At the time of the announcement, United Dairyfarmers of Victoria president Adam Jenkins said many farmers would operate below the cost of production receiving that price.

“In our circumstances we looked at what we were doing and decided at least this year we couldn’t do it, especially coming out of a drought year,” Mr Twigg said.

They had been suppliers to the dairy co-operative for about 19 years.

Murray Goulburn has cut the price it is paying to suppliers to recoup losses incurred when it set an unsustainable milk price at the start of last financial year.

“I just hope in 12 months’ time it’s looking better for everyone, because it’s had a big impact on the community,” Mr Twigg said.

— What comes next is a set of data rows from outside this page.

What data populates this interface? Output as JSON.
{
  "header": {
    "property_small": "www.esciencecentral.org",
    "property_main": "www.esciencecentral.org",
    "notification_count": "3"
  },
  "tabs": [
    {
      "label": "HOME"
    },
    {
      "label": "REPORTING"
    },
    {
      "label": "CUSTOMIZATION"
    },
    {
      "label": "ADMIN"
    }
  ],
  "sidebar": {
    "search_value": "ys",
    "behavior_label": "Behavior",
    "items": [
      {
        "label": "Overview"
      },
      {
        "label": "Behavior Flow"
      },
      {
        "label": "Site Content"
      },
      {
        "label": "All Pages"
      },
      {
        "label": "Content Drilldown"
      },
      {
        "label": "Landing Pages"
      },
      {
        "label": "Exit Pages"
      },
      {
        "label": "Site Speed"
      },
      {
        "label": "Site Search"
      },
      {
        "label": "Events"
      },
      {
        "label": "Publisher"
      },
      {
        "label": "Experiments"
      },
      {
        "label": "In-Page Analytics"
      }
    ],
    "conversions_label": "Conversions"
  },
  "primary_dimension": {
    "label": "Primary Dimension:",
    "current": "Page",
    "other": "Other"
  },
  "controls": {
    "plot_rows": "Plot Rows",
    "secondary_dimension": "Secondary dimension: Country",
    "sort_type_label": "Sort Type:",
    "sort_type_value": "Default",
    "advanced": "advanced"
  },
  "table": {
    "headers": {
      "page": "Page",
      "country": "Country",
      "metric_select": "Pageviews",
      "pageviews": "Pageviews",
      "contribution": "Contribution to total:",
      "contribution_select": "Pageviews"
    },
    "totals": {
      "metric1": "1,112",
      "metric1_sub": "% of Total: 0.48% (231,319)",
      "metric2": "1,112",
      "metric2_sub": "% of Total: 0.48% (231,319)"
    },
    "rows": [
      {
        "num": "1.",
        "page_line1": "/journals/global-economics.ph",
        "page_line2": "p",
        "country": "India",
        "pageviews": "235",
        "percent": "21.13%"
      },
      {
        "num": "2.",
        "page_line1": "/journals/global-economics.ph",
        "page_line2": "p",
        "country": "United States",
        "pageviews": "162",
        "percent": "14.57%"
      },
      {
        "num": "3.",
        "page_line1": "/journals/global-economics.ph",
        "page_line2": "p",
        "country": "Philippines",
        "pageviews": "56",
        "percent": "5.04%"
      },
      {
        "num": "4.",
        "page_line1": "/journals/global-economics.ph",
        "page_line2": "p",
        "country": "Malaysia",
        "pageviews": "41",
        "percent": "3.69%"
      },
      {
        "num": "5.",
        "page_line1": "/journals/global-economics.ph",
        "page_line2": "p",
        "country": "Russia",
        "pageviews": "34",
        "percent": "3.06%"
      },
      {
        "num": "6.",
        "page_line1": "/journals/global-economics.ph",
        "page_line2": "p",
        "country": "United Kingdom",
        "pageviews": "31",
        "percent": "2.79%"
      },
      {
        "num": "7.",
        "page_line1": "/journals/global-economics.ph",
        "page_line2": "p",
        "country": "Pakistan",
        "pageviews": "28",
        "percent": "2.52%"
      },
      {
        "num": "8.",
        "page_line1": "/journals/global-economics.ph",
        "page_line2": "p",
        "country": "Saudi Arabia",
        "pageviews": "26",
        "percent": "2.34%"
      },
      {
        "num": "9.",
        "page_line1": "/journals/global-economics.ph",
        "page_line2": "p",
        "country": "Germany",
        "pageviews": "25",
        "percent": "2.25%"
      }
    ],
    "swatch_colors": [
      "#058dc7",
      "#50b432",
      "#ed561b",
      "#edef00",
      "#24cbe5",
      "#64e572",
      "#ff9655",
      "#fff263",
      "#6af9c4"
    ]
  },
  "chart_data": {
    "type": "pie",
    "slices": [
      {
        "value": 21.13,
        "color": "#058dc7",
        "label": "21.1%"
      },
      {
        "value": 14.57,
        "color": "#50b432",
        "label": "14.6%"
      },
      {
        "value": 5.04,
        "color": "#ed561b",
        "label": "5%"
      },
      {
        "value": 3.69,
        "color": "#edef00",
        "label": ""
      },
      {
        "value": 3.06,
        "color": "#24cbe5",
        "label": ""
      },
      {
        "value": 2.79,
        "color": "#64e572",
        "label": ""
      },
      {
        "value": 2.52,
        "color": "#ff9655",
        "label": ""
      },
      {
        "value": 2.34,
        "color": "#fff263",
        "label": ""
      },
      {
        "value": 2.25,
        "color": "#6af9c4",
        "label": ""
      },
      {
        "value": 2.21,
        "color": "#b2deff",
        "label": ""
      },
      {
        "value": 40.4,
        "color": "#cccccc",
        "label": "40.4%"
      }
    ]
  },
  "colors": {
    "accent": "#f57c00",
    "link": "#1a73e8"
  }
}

He said the crisis had had a ripple effect on the wider community, with hay and grain farmers losing business selling feed and people losing jobs as farmers cut back on labour.

This resulted in fewer children in schools as people sought work elsewhere, he said, and fewer volunteers to run the organisations and services that were vital to small rural communities.

Mr Twigg said he and his wife were now looking at their options for the future and focusing on farm improvement to put them in a more secure position when they returned to dairy.

He was not sure what, if anything, would come from the meeting between Murray Goulburn and Mr Turnbull and Mr Joyce, raising the global milk oversupply as an issue that was out of their hands.

“But anything they can do to build confidence in the industry will be good,” he said.